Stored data
────────────────
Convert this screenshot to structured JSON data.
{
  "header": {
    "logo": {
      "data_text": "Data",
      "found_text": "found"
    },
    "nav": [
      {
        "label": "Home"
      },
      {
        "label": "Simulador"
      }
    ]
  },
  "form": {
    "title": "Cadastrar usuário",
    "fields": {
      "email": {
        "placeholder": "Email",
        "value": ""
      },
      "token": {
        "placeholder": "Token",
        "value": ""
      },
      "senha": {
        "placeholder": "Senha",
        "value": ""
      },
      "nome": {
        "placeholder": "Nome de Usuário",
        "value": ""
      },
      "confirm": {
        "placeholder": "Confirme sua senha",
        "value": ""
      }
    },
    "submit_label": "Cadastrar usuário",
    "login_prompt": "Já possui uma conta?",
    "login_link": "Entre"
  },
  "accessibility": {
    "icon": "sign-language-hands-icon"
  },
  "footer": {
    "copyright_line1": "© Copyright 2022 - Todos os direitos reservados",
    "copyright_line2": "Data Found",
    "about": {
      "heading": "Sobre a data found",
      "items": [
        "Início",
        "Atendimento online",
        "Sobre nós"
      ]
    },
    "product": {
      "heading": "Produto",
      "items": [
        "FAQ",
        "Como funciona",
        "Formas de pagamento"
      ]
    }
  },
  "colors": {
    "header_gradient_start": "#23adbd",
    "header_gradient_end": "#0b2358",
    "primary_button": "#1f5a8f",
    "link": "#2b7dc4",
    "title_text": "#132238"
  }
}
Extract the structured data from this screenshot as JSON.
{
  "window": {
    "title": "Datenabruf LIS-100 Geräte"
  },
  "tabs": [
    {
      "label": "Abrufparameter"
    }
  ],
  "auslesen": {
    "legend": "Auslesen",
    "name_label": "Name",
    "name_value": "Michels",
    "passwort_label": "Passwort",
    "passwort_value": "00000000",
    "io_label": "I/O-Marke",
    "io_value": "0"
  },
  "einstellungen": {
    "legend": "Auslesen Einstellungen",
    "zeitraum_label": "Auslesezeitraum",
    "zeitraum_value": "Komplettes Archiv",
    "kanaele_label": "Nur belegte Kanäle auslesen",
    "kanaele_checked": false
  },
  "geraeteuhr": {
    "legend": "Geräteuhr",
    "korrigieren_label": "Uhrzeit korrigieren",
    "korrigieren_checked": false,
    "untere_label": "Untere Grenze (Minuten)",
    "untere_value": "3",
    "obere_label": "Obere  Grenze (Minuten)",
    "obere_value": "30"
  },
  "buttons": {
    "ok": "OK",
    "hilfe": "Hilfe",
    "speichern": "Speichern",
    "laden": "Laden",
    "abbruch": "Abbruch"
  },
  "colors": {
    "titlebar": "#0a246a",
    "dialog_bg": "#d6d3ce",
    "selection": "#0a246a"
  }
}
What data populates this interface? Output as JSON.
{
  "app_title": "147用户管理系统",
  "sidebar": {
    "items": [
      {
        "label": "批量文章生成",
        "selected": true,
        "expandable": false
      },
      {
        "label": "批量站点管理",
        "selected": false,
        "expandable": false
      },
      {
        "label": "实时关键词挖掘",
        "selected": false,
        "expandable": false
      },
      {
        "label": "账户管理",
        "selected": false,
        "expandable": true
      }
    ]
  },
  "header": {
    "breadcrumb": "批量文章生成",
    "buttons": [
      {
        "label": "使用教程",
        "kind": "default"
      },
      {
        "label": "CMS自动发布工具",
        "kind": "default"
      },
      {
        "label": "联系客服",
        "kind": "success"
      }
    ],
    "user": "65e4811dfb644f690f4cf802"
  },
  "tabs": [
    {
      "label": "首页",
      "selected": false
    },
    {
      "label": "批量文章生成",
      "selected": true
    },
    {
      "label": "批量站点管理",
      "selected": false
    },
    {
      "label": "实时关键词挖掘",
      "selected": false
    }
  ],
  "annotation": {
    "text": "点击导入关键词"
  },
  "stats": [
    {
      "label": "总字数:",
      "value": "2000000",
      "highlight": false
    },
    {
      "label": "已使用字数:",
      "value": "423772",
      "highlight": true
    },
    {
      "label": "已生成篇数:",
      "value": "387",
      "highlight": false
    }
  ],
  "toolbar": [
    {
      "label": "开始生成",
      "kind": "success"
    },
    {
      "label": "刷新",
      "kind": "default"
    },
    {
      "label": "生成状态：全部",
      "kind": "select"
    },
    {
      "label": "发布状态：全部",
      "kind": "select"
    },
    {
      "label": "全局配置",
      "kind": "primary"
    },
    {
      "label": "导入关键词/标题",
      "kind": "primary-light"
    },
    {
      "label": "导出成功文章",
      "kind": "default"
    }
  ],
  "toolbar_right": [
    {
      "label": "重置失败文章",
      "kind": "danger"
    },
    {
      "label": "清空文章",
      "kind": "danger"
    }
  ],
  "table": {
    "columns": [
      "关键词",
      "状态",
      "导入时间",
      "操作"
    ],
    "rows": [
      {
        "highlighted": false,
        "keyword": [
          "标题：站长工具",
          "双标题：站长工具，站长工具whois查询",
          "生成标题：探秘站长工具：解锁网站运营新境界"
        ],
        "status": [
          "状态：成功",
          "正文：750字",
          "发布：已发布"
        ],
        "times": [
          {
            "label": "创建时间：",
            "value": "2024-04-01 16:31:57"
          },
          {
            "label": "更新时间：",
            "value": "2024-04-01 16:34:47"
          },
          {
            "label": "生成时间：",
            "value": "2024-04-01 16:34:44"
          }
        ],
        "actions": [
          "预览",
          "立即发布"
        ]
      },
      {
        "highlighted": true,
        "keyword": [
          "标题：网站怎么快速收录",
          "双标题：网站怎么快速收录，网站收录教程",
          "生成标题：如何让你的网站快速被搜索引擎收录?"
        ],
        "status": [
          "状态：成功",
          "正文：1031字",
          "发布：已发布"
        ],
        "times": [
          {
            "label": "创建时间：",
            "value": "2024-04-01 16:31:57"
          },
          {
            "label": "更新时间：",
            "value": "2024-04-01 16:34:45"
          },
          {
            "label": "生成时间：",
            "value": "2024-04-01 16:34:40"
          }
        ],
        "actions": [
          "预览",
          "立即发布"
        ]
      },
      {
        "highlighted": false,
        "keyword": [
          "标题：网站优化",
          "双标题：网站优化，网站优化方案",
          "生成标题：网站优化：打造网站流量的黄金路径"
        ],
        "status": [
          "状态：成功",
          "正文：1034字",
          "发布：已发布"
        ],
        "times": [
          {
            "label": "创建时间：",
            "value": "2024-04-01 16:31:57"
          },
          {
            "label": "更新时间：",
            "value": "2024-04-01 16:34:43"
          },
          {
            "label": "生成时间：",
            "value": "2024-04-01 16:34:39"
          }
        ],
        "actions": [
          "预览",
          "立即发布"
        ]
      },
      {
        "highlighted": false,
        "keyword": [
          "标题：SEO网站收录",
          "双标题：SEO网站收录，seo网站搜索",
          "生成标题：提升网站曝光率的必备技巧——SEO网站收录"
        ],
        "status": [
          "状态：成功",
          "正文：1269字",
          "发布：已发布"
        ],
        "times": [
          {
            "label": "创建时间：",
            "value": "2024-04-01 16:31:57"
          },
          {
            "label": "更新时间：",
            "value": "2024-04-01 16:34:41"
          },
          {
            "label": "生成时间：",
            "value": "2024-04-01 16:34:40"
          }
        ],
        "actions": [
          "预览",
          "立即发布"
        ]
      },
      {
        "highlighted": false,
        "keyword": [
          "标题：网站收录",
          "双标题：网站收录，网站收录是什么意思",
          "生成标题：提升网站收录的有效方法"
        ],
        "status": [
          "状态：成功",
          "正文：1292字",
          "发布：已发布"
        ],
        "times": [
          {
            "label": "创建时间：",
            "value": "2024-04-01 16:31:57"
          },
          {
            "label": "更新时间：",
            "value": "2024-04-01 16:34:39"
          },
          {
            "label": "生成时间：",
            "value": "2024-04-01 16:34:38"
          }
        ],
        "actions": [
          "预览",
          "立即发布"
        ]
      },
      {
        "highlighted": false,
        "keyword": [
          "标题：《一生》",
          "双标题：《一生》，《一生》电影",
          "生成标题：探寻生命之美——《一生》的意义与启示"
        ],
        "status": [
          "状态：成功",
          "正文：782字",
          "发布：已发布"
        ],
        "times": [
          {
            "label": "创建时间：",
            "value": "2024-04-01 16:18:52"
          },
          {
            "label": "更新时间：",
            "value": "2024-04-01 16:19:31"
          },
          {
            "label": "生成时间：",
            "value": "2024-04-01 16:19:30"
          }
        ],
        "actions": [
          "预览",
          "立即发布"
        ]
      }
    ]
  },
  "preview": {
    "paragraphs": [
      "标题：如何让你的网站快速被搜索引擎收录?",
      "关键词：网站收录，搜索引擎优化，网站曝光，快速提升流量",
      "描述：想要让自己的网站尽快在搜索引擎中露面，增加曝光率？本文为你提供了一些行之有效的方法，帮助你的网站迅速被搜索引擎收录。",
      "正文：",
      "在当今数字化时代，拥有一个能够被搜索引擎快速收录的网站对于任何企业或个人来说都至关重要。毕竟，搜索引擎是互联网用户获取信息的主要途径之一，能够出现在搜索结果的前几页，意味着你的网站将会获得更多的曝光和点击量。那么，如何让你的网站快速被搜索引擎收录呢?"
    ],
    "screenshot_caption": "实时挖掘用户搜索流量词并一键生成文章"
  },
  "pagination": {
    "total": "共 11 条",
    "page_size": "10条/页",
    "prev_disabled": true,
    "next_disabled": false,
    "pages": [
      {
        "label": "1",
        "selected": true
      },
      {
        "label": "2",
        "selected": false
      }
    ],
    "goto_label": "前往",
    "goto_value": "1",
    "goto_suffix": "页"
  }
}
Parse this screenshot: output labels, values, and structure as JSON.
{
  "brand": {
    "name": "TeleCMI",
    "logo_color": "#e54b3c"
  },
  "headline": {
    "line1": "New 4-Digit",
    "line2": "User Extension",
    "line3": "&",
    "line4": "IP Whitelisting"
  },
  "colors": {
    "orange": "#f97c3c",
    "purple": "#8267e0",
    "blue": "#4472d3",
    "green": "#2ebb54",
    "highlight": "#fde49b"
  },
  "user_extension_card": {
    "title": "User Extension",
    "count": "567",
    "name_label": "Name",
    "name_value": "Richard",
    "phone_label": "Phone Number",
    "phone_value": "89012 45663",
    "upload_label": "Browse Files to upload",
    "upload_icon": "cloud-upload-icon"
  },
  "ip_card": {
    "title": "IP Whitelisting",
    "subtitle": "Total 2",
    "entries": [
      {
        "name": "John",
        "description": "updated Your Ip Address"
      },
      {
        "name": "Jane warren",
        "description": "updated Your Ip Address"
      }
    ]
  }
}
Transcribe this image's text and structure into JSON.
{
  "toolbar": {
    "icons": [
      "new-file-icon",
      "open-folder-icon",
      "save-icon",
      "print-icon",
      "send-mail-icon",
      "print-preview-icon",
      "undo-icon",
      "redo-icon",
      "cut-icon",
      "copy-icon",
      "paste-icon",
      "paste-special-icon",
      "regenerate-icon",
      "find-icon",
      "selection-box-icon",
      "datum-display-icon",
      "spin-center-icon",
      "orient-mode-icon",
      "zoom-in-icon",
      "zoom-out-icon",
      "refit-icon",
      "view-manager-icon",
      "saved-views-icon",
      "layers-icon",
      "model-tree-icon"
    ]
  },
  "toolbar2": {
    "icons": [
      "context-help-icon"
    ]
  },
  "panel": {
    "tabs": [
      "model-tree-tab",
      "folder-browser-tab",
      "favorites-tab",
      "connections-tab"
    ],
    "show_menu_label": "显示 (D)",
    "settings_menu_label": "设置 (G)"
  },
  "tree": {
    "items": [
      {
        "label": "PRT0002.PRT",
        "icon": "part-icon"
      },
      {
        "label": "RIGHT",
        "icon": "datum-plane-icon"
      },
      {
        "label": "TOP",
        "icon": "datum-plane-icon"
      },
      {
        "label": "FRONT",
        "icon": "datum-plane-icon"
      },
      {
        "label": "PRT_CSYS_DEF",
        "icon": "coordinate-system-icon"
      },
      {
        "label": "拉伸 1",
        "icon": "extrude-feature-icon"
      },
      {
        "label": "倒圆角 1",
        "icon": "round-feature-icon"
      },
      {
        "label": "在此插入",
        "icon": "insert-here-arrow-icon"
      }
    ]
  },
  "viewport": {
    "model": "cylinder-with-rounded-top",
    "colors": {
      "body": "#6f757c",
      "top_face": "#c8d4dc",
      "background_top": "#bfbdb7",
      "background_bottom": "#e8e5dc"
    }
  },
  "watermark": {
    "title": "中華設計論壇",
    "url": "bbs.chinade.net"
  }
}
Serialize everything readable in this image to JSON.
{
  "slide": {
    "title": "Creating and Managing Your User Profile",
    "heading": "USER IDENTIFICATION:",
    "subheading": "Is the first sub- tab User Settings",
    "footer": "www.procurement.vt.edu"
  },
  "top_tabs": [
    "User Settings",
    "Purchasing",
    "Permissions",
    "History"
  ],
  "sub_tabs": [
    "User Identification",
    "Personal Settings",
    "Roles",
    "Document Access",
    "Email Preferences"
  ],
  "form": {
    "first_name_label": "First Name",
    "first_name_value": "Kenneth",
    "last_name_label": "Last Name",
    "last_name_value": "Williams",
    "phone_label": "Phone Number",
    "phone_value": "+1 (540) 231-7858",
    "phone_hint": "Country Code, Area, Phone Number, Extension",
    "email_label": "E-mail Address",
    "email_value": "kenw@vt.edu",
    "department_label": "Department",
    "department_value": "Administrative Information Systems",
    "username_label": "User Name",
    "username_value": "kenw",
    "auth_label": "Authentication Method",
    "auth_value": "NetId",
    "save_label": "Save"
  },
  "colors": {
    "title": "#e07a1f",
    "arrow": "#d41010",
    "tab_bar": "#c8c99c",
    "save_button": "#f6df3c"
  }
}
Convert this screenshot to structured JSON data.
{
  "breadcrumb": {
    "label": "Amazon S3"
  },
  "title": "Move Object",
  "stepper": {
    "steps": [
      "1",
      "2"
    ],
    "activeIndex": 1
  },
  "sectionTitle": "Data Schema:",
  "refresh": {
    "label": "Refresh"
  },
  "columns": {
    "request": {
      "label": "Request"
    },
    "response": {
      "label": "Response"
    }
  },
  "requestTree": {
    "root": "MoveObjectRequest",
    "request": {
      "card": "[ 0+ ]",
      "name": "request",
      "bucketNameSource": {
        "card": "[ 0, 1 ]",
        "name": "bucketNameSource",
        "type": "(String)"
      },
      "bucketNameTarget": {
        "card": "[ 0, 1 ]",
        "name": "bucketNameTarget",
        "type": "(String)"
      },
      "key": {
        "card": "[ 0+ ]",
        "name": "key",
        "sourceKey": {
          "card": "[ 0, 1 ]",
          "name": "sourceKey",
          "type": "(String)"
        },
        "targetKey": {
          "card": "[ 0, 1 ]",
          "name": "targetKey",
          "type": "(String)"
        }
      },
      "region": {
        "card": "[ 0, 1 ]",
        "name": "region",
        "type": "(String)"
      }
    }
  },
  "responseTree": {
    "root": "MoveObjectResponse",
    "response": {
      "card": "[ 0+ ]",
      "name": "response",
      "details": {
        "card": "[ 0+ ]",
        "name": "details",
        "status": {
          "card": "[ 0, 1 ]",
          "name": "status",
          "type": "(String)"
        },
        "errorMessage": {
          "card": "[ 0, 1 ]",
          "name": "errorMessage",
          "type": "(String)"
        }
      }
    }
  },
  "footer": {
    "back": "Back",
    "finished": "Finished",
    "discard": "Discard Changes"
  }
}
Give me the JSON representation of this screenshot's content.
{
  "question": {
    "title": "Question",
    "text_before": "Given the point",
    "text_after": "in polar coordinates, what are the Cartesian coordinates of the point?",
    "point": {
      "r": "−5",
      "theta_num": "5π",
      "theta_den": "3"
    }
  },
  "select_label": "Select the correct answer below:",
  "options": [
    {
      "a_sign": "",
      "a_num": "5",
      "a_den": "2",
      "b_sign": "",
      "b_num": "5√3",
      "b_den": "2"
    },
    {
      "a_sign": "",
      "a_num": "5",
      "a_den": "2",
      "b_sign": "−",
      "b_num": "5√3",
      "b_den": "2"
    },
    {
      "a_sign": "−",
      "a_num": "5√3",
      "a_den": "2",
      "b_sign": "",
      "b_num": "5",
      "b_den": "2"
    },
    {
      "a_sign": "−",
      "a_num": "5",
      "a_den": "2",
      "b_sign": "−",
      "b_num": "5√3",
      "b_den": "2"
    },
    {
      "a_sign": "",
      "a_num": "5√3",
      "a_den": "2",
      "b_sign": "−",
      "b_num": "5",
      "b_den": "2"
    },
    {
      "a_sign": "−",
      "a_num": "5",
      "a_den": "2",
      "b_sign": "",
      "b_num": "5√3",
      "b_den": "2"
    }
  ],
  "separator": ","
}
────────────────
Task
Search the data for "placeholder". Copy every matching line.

Output for this exercise
        "placeholder": "Email",
        "placeholder": "Token",
        "placeholder": "Senha",
        "placeholder": "Nome de Usuário",
        "placeholder": "Confirme sua senha",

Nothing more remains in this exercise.